-- Work task --
Find the word "Microsoft" below. Copy each line that has it.

-- Raw data --
= Beginning of Section =
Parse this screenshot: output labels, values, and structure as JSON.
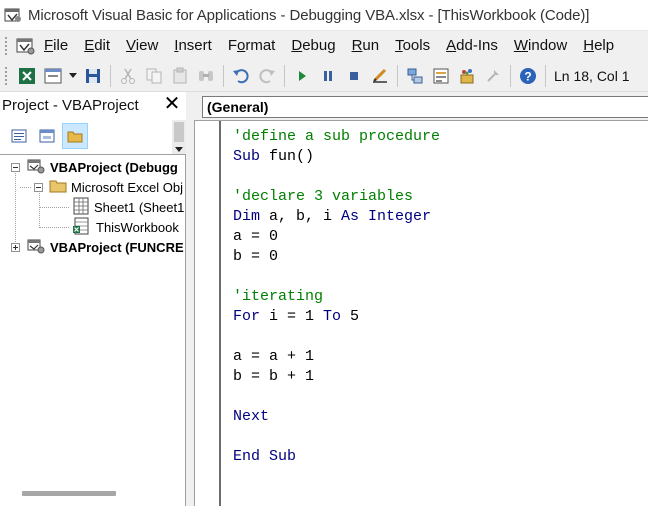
{
  "window": {
    "title": "Microsoft Visual Basic for Applications - Debugging VBA.xlsx - [ThisWorkbook (Code)]"
  },
  "menu": {
    "items": [
      {
        "pre": "",
        "ul": "F",
        "post": "ile"
      },
      {
        "pre": "",
        "ul": "E",
        "post": "dit"
      },
      {
        "pre": "",
        "ul": "V",
        "post": "iew"
      },
      {
        "pre": "",
        "ul": "I",
        "post": "nsert"
      },
      {
        "pre": "F",
        "ul": "o",
        "post": "rmat"
      },
      {
        "pre": "",
        "ul": "D",
        "post": "ebug"
      },
      {
        "pre": "",
        "ul": "R",
        "post": "un"
      },
      {
        "pre": "",
        "ul": "T",
        "post": "ools"
      },
      {
        "pre": "",
        "ul": "A",
        "post": "dd-Ins"
      },
      {
        "pre": "",
        "ul": "W",
        "post": "indow"
      },
      {
        "pre": "",
        "ul": "H",
        "post": "elp"
      }
    ]
  },
  "toolbar": {
    "cursor_position": "Ln 18, Col 1"
  },
  "project_pane": {
    "title": "Project - VBAProject",
    "close_glyph": "✕",
    "tree": [
      {
        "label": "VBAProject (Debugg",
        "bold": true
      },
      {
        "label": "Microsoft Excel Obj",
        "bold": false
      },
      {
        "label": "Sheet1 (Sheet1",
        "bold": false
      },
      {
        "label": "ThisWorkbook",
        "bold": false
      },
      {
        "label": "VBAProject (FUNCRE",
        "bold": true
      }
    ]
  },
  "code_pane": {
    "object_combo": "(General)",
    "lines": [
      [
        {
          "t": "c",
          "s": "'define a sub procedure"
        }
      ],
      [
        {
          "t": "k",
          "s": "Sub"
        },
        {
          "t": "t",
          "s": " fun()"
        }
      ],
      [],
      [
        {
          "t": "c",
          "s": "'declare 3 variables"
        }
      ],
      [
        {
          "t": "k",
          "s": "Dim"
        },
        {
          "t": "t",
          "s": " a, b, i "
        },
        {
          "t": "k",
          "s": "As Integer"
        }
      ],
      [
        {
          "t": "t",
          "s": "a = 0"
        }
      ],
      [
        {
          "t": "t",
          "s": "b = 0"
        }
      ],
      [],
      [
        {
          "t": "c",
          "s": "'iterating"
        }
      ],
      [
        {
          "t": "k",
          "s": "For"
        },
        {
          "t": "t",
          "s": " i = 1 "
        },
        {
          "t": "k",
          "s": "To"
        },
        {
          "t": "t",
          "s": " 5"
        }
      ],
      [],
      [
        {
          "t": "t",
          "s": "a = a + 1"
        }
      ],
      [
        {
          "t": "t",
          "s": "b = b + 1"
        }
      ],
      [],
      [
        {
          "t": "k",
          "s": "Next"
        }
      ],
      [],
      [
        {
          "t": "k",
          "s": "End Sub"
        }
      ]
    ]
  },
  "colors": {
    "keyword": "#00007f",
    "comment": "#007f00",
    "chrome": "#f0f0f0"
  }
}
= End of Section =
-- The answer --
    "title": "Microsoft Visual Basic for Applications - Debugging VBA.xlsx - [ThisWorkbook (Code)]"
        "label": "Microsoft Excel Obj",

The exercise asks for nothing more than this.